> TASK TO COMPLETE
Scan the material and copy out each line where the word "India" occurs.

===== SOURCE RECORDS

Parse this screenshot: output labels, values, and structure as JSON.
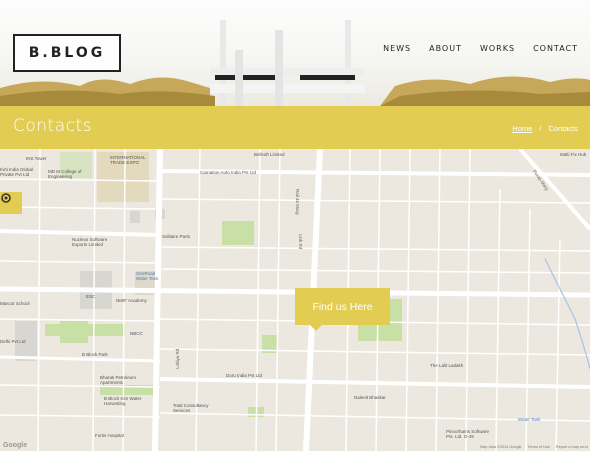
{
  "brand": {
    "logo_text": "B.BLOG"
  },
  "nav": {
    "items": [
      "NEWS",
      "ABOUT",
      "WORKS",
      "CONTACT"
    ]
  },
  "band": {
    "title": "Contacts",
    "breadcrumb": {
      "home": "Home",
      "separator": "/",
      "current": "Contacts"
    }
  },
  "map": {
    "marker_label": "Find us Here",
    "pois": [
      "INS Tower",
      "Bellsoft Limited",
      "Malti Fix Hub",
      "Carnation Auto India Pvt Ltd",
      "INTERNATIONAL TRADE EXPO",
      "MD M College of Engineering",
      "Kirti India Global Private Pvt Ltd",
      "Nucleus Software Exports Limited",
      "Solitaire Parts",
      "OneRoad Water Tank",
      "ESC",
      "NMIF Academy",
      "Mascot School",
      "NBCC",
      "B Block Park",
      "Bharati Petroleum Apartments",
      "B Block Kim Water Harvesting",
      "Delhi Pvt Ltd",
      "Fortis Hospital",
      "Doru India Pvt Ltd",
      "Total Consultancy Services",
      "Daleelt Bhaskar",
      "The Lalit Ladakh",
      "Pinnorhams Software Pvt. Ltd. G-49",
      "Water Tank"
    ],
    "road_labels": [
      "Rail 45 Marg",
      "Link Rd",
      "Lohiya Rd",
      "Purab Marg"
    ],
    "google": "Google",
    "footer": [
      "Map data ©2014 Google",
      "Terms of Use",
      "Report a map error"
    ]
  },
  "colors": {
    "accent": "#e2cd52",
    "map_bg": "#ece8df",
    "park": "#c8dfa5",
    "road": "#ffffff"
  }
}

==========

> RESULT FOR THIS TASK
      "Carnation Auto India Pvt Ltd",
      "Kirti India Global Private Pvt Ltd",
      "Doru India Pvt Ltd",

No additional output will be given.